When you repeat the entries below, please keep them exact and leave out the pictures.

━━━ Provided data

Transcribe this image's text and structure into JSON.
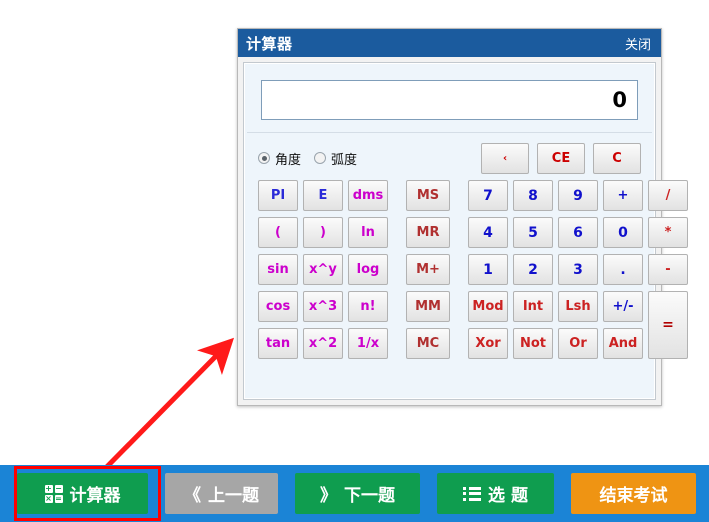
{
  "calculator": {
    "title": "计算器",
    "close_label": "关闭",
    "display_value": "0",
    "modes": [
      {
        "label": "角度",
        "selected": true
      },
      {
        "label": "弧度",
        "selected": false
      }
    ],
    "clear_buttons": [
      {
        "label": "‹",
        "name": "backspace"
      },
      {
        "label": "CE",
        "name": "clear-entry"
      },
      {
        "label": "C",
        "name": "clear"
      }
    ],
    "keys": [
      {
        "label": "PI",
        "style": "c-const"
      },
      {
        "label": "E",
        "style": "c-const"
      },
      {
        "label": "dms",
        "style": "c-fn"
      },
      {
        "label": "MS",
        "style": "c-mem"
      },
      {
        "label": "7",
        "style": "c-num"
      },
      {
        "label": "8",
        "style": "c-num"
      },
      {
        "label": "9",
        "style": "c-num"
      },
      {
        "label": "+",
        "style": "c-opb"
      },
      {
        "label": "/",
        "style": "c-op"
      },
      {
        "label": "(",
        "style": "c-fn"
      },
      {
        "label": ")",
        "style": "c-fn"
      },
      {
        "label": "ln",
        "style": "c-fn"
      },
      {
        "label": "MR",
        "style": "c-mem"
      },
      {
        "label": "4",
        "style": "c-num"
      },
      {
        "label": "5",
        "style": "c-num"
      },
      {
        "label": "6",
        "style": "c-num"
      },
      {
        "label": "0",
        "style": "c-num"
      },
      {
        "label": "*",
        "style": "c-op"
      },
      {
        "label": "sin",
        "style": "c-fn"
      },
      {
        "label": "x^y",
        "style": "c-fn"
      },
      {
        "label": "log",
        "style": "c-fn"
      },
      {
        "label": "M+",
        "style": "c-mem"
      },
      {
        "label": "1",
        "style": "c-num"
      },
      {
        "label": "2",
        "style": "c-num"
      },
      {
        "label": "3",
        "style": "c-num"
      },
      {
        "label": ".",
        "style": "c-num"
      },
      {
        "label": "-",
        "style": "c-op"
      },
      {
        "label": "cos",
        "style": "c-fn"
      },
      {
        "label": "x^3",
        "style": "c-fn"
      },
      {
        "label": "n!",
        "style": "c-fn"
      },
      {
        "label": "MM",
        "style": "c-mem"
      },
      {
        "label": "Mod",
        "style": "c-op"
      },
      {
        "label": "Int",
        "style": "c-op"
      },
      {
        "label": "Lsh",
        "style": "c-op"
      },
      {
        "label": "+/-",
        "style": "c-opb"
      },
      {
        "label": "tan",
        "style": "c-fn"
      },
      {
        "label": "x^2",
        "style": "c-fn"
      },
      {
        "label": "1/x",
        "style": "c-fn"
      },
      {
        "label": "MC",
        "style": "c-mem"
      },
      {
        "label": "Xor",
        "style": "c-op"
      },
      {
        "label": "Not",
        "style": "c-op"
      },
      {
        "label": "Or",
        "style": "c-op"
      },
      {
        "label": "And",
        "style": "c-op"
      }
    ],
    "equals_label": "="
  },
  "toolbar": {
    "calculator_label": "计算器",
    "prev_label": "上一题",
    "next_label": "下一题",
    "select_label": "选 题",
    "finish_label": "结束考试",
    "prev_chevron": "《",
    "next_chevron": "》",
    "calc_icon_glyphs": [
      "+",
      "−",
      "×",
      "="
    ]
  },
  "colors": {
    "titlebar": "#1b5b9e",
    "toolbar_bg": "#1b84d6",
    "green": "#0f9d4f",
    "gray": "#a6a6a6",
    "orange": "#ef9413",
    "highlight": "#ff0000"
  }
}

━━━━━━

Result for this exercise —
Transcribe this image's text and structure into JSON.
{
  "calculator": {
    "title": "计算器",
    "close_label": "关闭",
    "display_value": "0",
    "modes": [
      {
        "label": "角度",
        "selected": true
      },
      {
        "label": "弧度",
        "selected": false
      }
    ],
    "clear_buttons": [
      {
        "label": "‹",
        "name": "backspace"
      },
      {
        "label": "CE",
        "name": "clear-entry"
      },
      {
        "label": "C",
        "name": "clear"
      }
    ],
    "keys": [
      {
        "label": "PI",
        "style": "c-const"
      },
      {
        "label": "E",
        "style": "c-const"
      },
      {
        "label": "dms",
        "style": "c-fn"
      },
      {
        "label": "MS",
        "style": "c-mem"
      },
      {
        "label": "7",
        "style": "c-num"
      },
      {
        "label": "8",
        "style": "c-num"
      },
      {
        "label": "9",
        "style": "c-num"
      },
      {
        "label": "+",
        "style": "c-opb"
      },
      {
        "label": "/",
        "style": "c-op"
      },
      {
        "label": "(",
        "style": "c-fn"
      },
      {
        "label": ")",
        "style": "c-fn"
      },
      {
        "label": "ln",
        "style": "c-fn"
      },
      {
        "label": "MR",
        "style": "c-mem"
      },
      {
        "label": "4",
        "style": "c-num"
      },
      {
        "label": "5",
        "style": "c-num"
      },
      {
        "label": "6",
        "style": "c-num"
      },
      {
        "label": "0",
        "style": "c-num"
      },
      {
        "label": "*",
        "style": "c-op"
      },
      {
        "label": "sin",
        "style": "c-fn"
      },
      {
        "label": "x^y",
        "style": "c-fn"
      },
      {
        "label": "log",
        "style": "c-fn"
      },
      {
        "label": "M+",
        "style": "c-mem"
      },
      {
        "label": "1",
        "style": "c-num"
      },
      {
        "label": "2",
        "style": "c-num"
      },
      {
        "label": "3",
        "style": "c-num"
      },
      {
        "label": ".",
        "style": "c-num"
      },
      {
        "label": "-",
        "style": "c-op"
      },
      {
        "label": "cos",
        "style": "c-fn"
      },
      {
        "label": "x^3",
        "style": "c-fn"
      },
      {
        "label": "n!",
        "style": "c-fn"
      },
      {
        "label": "MM",
        "style": "c-mem"
      },
      {
        "label": "Mod",
        "style": "c-op"
      },
      {
        "label": "Int",
        "style": "c-op"
      },
      {
        "label": "Lsh",
        "style": "c-op"
      },
      {
        "label": "+/-",
        "style": "c-opb"
      },
      {
        "label": "tan",
        "style": "c-fn"
      },
      {
        "label": "x^2",
        "style": "c-fn"
      },
      {
        "label": "1/x",
        "style": "c-fn"
      },
      {
        "label": "MC",
        "style": "c-mem"
      },
      {
        "label": "Xor",
        "style": "c-op"
      },
      {
        "label": "Not",
        "style": "c-op"
      },
      {
        "label": "Or",
        "style": "c-op"
      },
      {
        "label": "And",
        "style": "c-op"
      }
    ],
    "equals_label": "="
  },
  "toolbar": {
    "calculator_label": "计算器",
    "prev_label": "上一题",
    "next_label": "下一题",
    "select_label": "选 题",
    "finish_label": "结束考试",
    "prev_chevron": "《",
    "next_chevron": "》",
    "calc_icon_glyphs": [
      "+",
      "−",
      "×",
      "="
    ]
  },
  "colors": {
    "titlebar": "#1b5b9e",
    "toolbar_bg": "#1b84d6",
    "green": "#0f9d4f",
    "gray": "#a6a6a6",
    "orange": "#ef9413",
    "highlight": "#ff0000"
  }
}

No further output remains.